screenwriter to watch
Lena Khan is a writer and director who allows her work to be an organic blend of her varied experiences, the multi-faceted elements of her identity, her witty outlook on life, and her rich emotional aptitude. Lena graduated summa cum laude and received undergraduate degrees at the University of California, Los Angeles in Political Science and History, after which she went on to graduate from the prestigious UCLA School of Theater, Film, and Television.
Since then, Lena has been directing short films, commercials and music videos for international artists. Her videos have placed in major festivals, broadcast on major network television channels across the world, and received over 30 million hits on YouTube. Lena has also gained experience working at noted production companies such as Participant Media and she and her work have been featured in media outlets such as The Guardian, The New York Times, and USA Today. Lena’s recent first feature, a comedy-drama entitled THE TIGER HUNTER that she wrote and directed, has been winning numerous awards across the festival circuit. Lena is now developing two television shows, a feature projects and a children’s book.
Credits: Co-wrote/directed THE TIGER HUNTER (2017), now developing a feature and TV show.
How did you break in of get your start in screenwriting?
I got into it out of requirement — I had stories I wanted to tell and wasn’t ready to put them in the hands of others. I ultimately wanted to direct, but found screenwriting in the process. There were always nuances that I knew I had to be the one to pen, so in my quest to get my first feature, THE TIGER HUNTER, on the screen — I just started writing it.
What are some of the biggest lessons you’ve learned?
I’ve learned where I need guidance from mentors and story editors, and also where I need to trust myself. When writing THE TIGER HUNTEr, I was always second guessing myself — valuing the opinions of so many others over my instincts. And then, when I started actually shooting the thing, I realized when I needed to just trust myself, and when we just reverted back to what I had in the first place. And other times, I needed that second opinion. I think I’ve gotten better, and hope to continue, at honing that instinct — of knowing when I know what the hell I’m writing about, and when I need somebody to bounce ideas off of or give me constructive criticism to propel me forward.
What’s the hardest scene or project you’ve ever had to write? How did you navigate the challenge?

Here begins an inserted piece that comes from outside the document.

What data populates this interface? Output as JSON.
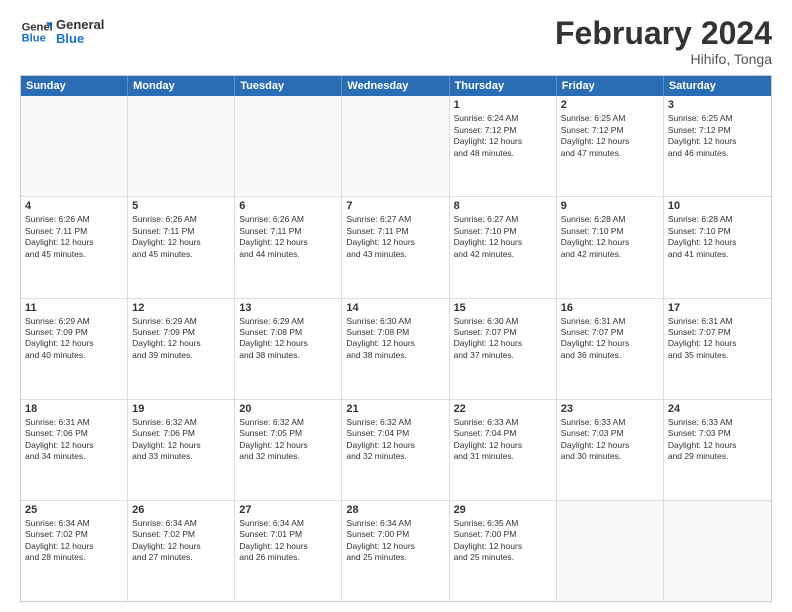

In my current project, I’m writing about an African American mother who loses her son in a police shooting. I am writing about a community I am not from, and an experience I will never probably live through. I tried several things — I went out searching for people who have lived through this to interview. That was harder than it seems to do, so I started watching their interviews. I read their articles. Ultimately, it was a combination of dogged research, and also the passing of my uncle — which, although not a result of injustice even close to what these women experience — gave me a more direct window into grief
What was a major turning point in your career?
The debut of my film, THE TIGER HUNTER, on the festival circuit changed my career entirely. As soon as it premiered and even before its general release this year, I got signed at CAA with a heavy-hitter agent. I got sent all around town, and with encouragement from others and people supporting me, I’m now working on two features, two television shows — one with a really esteemed showrunner, and a kid’s book. It’s been amazing, but it’s also been an exercise in me finally believing in myself more than I used to and a testament to how much mentors who help you early on can really push you forward.
What are you working on right now?
I’m working on feature drama, a feature comedy-drama, two TV shows and a children’s book. A lot of them are currently confidential in terms of their content, otherwise I’d love to share!
What are some of your favorite movies?
I love Forrest Gump and The Shawshank Redemption, of course. Those are brilliant films, but most people love them. I also adore films like Requiem for a Dream, Children of Heaven, and Whiplash. I love Requiem as a director, but Children of Heaven and Whiplash are examples of tight, incredibly well executed storytelling. This is especially the case for Children of Heaven — it’s an Iranian film about a couple kids who are so poor they have to share a pair of shoes…but they made an entire compelling narrative out of it. It is storytelling at its best and also shares some of my goals — using storytelling to subtly raise awareness about social issues.
Who are some of your favorite screenwriters?
Shane Black, Scott Neustadter and Michael Weber, the Coen Brothers — they all have such a command of the art, but made it fully their own and took risks to create their own style. Billy Wilder, of course. And I’ll probably read the next many things Dustin Lance Black churns out.
Share a memorable experience at Austin Film Festival:
I remember sitting at the awards lunch, with a bunch of colleagues from HBO, Participant, and other companies. And I asked them what made them come here all the way from California. They told me — “This is where the writers are.” And I remember, after having gone to at least a dozen festivals in the past few months alone, that it felt so cool to be at a writer’s festival — and where everyone knows it.